HOW TO COMPLETE THIS TASK: Retype the entries word for word, leaving nothing out.

*** Opening of INPUT RECORDS ***

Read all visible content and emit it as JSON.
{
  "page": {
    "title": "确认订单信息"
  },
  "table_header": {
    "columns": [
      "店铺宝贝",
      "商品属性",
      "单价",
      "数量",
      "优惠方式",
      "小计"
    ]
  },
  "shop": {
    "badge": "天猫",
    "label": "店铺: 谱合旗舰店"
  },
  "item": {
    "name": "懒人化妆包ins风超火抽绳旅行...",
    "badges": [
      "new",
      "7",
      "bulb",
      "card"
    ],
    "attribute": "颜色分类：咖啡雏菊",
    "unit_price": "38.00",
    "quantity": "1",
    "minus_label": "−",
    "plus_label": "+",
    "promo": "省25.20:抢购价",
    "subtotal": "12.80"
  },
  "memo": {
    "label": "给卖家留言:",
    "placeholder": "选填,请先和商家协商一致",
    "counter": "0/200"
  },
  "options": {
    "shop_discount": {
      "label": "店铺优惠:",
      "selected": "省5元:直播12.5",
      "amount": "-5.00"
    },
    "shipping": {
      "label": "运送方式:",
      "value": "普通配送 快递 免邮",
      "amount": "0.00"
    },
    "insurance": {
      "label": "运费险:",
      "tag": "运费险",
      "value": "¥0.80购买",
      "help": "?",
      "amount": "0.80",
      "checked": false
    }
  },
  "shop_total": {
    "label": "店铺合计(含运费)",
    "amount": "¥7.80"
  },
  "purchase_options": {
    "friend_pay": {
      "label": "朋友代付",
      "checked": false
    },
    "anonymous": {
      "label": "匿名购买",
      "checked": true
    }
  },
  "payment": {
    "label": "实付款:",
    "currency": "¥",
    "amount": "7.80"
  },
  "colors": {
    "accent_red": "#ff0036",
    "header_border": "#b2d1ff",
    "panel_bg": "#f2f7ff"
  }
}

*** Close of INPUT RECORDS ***

TASK SOLUTION:
Read all visible content and emit it as JSON.
{
  "page": {
    "title": "确认订单信息"
  },
  "table_header": {
    "columns": [
      "店铺宝贝",
      "商品属性",
      "单价",
      "数量",
      "优惠方式",
      "小计"
    ]
  },
  "shop": {
    "badge": "天猫",
    "label": "店铺: 谱合旗舰店"
  },
  "item": {
    "name": "懒人化妆包ins风超火抽绳旅行...",
    "badges": [
      "new",
      "7",
      "bulb",
      "card"
    ],
    "attribute": "颜色分类：咖啡雏菊",
    "unit_price": "38.00",
    "quantity": "1",
    "minus_label": "−",
    "plus_label": "+",
    "promo": "省25.20:抢购价",
    "subtotal": "12.80"
  },
  "memo": {
    "label": "给卖家留言:",
    "placeholder": "选填,请先和商家协商一致",
    "counter": "0/200"
  },
  "options": {
    "shop_discount": {
      "label": "店铺优惠:",
      "selected": "省5元:直播12.5",
      "amount": "-5.00"
    },
    "shipping": {
      "label": "运送方式:",
      "value": "普通配送 快递 免邮",
      "amount": "0.00"
    },
    "insurance": {
      "label": "运费险:",
      "tag": "运费险",
      "value": "¥0.80购买",
      "help": "?",
      "amount": "0.80",
      "checked": false
    }
  },
  "shop_total": {
    "label": "店铺合计(含运费)",
    "amount": "¥7.80"
  },
  "purchase_options": {
    "friend_pay": {
      "label": "朋友代付",
      "checked": false
    },
    "anonymous": {
      "label": "匿名购买",
      "checked": true
    }
  },
  "payment": {
    "label": "实付款:",
    "currency": "¥",
    "amount": "7.80"
  },
  "colors": {
    "accent_red": "#ff0036",
    "header_border": "#b2d1ff",
    "panel_bg": "#f2f7ff"
  }
}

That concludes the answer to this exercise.